As I said before, feature length animated films take a lot of time and money to produce. Studios may be unwilling to hand the reins of such a costly project over to a team of neophyte artists. Independent animators, with a few happy exceptions, don't have the financial backing or resources to tackle a full length film on their own. Shorts are a great opportunity for studios to try out new directors, artists or teams and even keep animators gainfully employed between films. Animators working outside of the studio system can hone their craft or show off their skills without having to go into debt or give years of their lives over to one project. With the advent of the internet and online video sites like YouTube, distribution is becoming less and less of an issue for animators whose only goal is to get their work seen and shorts fit the internet browsing mentality far better than longer form pieces do.
Keeping characters alive
Have I mentioned that animated films are costly and time consuming to produce? Even in an age where sequels can be greenlit before the original film even premieres, it takes a while to get a follow-up to a popular movie made. One way to keep characters in the public consciousness when no new films are forthcoming is with shorts. They can whet fans' appetites for future production or simply give them more of the characters they love without significantly affecting the storyline. Though rumors of a fourth Toy Story film continue to circulate. I think the best course for the series is shorter form stories that don't dramatically alter the characters' lives the way Toy Story 3 did.
Shorts are also great for studios that want to try something fresh with a classic character.

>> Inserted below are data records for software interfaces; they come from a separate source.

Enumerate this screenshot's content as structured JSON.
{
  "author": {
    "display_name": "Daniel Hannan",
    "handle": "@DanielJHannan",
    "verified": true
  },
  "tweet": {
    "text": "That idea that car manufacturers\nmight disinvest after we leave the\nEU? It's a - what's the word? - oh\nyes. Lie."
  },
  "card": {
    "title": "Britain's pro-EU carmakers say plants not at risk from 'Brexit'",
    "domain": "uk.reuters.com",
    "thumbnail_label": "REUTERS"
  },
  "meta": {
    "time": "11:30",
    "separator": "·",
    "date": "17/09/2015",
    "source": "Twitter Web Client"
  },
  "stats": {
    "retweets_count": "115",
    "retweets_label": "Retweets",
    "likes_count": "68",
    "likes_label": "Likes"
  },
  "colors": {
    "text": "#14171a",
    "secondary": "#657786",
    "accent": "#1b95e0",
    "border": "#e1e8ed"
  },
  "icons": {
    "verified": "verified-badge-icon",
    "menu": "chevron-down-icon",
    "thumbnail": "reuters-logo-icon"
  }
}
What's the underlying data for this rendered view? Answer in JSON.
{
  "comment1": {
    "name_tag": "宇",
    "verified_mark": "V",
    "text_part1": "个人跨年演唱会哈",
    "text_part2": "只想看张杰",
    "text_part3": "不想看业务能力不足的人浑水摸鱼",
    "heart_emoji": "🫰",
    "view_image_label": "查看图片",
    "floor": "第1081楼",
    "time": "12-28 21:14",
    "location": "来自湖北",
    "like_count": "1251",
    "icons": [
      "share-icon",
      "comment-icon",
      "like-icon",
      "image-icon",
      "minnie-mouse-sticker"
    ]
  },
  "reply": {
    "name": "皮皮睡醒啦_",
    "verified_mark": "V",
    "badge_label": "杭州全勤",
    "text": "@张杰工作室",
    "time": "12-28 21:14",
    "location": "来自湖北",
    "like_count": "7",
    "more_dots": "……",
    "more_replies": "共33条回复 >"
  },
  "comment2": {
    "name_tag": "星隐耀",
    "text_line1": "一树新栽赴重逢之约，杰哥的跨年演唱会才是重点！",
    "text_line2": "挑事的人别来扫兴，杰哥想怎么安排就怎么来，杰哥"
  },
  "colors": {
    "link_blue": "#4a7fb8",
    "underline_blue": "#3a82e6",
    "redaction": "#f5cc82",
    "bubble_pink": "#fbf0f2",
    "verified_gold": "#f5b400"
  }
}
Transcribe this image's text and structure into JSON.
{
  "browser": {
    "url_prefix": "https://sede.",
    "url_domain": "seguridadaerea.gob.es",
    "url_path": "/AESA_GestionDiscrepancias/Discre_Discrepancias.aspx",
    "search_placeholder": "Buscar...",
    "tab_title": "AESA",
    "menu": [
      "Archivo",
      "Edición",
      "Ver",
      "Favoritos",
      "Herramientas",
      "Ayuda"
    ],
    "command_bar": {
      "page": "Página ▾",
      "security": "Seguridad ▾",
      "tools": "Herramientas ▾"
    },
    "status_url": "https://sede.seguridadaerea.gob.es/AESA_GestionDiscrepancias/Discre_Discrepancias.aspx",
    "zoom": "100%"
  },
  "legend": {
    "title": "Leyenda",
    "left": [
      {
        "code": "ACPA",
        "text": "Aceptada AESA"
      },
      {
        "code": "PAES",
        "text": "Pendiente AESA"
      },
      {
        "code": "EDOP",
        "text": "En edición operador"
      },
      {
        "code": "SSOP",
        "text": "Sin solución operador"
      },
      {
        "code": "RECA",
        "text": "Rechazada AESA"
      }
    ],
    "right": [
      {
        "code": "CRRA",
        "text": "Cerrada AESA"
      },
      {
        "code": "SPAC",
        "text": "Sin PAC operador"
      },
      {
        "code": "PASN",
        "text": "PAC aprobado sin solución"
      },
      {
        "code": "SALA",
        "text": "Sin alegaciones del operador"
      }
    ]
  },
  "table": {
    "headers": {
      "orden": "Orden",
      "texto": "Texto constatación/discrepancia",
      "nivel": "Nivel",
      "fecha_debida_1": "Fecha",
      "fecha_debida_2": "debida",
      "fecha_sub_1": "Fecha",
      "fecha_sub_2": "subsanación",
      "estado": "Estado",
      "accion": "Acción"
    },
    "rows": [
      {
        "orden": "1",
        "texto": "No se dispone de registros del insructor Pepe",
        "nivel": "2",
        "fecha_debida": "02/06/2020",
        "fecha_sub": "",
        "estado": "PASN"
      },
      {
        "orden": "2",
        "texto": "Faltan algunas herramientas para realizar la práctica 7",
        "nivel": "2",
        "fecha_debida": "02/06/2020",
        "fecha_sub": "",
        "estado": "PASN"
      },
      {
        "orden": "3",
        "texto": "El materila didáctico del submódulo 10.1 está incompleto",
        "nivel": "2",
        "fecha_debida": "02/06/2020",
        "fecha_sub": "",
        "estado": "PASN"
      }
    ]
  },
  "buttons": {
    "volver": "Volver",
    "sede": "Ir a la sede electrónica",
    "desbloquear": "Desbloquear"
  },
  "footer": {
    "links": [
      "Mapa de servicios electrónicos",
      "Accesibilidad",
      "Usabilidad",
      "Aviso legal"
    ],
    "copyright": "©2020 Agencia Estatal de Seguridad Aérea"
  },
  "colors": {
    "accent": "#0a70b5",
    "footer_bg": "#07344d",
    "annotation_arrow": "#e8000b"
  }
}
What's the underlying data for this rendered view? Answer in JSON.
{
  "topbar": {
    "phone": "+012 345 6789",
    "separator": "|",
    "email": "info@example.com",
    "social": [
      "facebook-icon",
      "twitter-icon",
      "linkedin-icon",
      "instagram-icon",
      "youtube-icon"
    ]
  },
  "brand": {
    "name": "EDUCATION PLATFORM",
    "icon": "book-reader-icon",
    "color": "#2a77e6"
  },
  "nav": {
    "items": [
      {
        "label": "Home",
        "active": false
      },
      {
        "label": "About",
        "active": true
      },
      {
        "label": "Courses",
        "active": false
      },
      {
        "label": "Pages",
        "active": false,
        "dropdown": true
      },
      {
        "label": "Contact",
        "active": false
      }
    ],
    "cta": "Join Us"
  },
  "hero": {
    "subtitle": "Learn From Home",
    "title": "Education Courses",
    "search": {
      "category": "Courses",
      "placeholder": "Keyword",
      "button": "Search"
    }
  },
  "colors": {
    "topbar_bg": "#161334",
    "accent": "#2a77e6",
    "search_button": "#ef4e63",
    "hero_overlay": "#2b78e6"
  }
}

A new movie starring Mickey Mouse or Bugs Bunny would likely be subject to all manner of restrictions to make sure that the character remains likable, marketable, beyond criticism, appealing to everyone, etc. While I don't doubt that shorts get some of this as well, the fact that they can tell quick, simple stories with the characters and still work makes their job a lot easier. It's tough to write a long narrative centered on Mickey, an all around good guy who can't do much you wouldn't want a four year old to imitate. But give him three and a half minute to get some croissants delivered to Minnie and everything's peachy.
Best format for the job
So far, I've been talking about shorts as kind of a substitute for when features are too...well, you know. But sometimes, the most compelling reason for making a short film is that it's the best fit for the idea. Watch a collection of great shorts and you'll find not a cavalcade of wannabe feature films, but a variety of stories and concepts fully explored and concluded in its short running time. They're not limited in their scope either; shorts can convey humor, drama, tragedy, fear, or any other emotion. They can tell stories or explore the most abstract of visuals. Between Hollywood studios' renewed commitment to them and the internet providing whole new methods of distribution, shorts are back in a big way. And for animation fans, that's really good news.
Got a favorite animated short? Share it with us in the comments!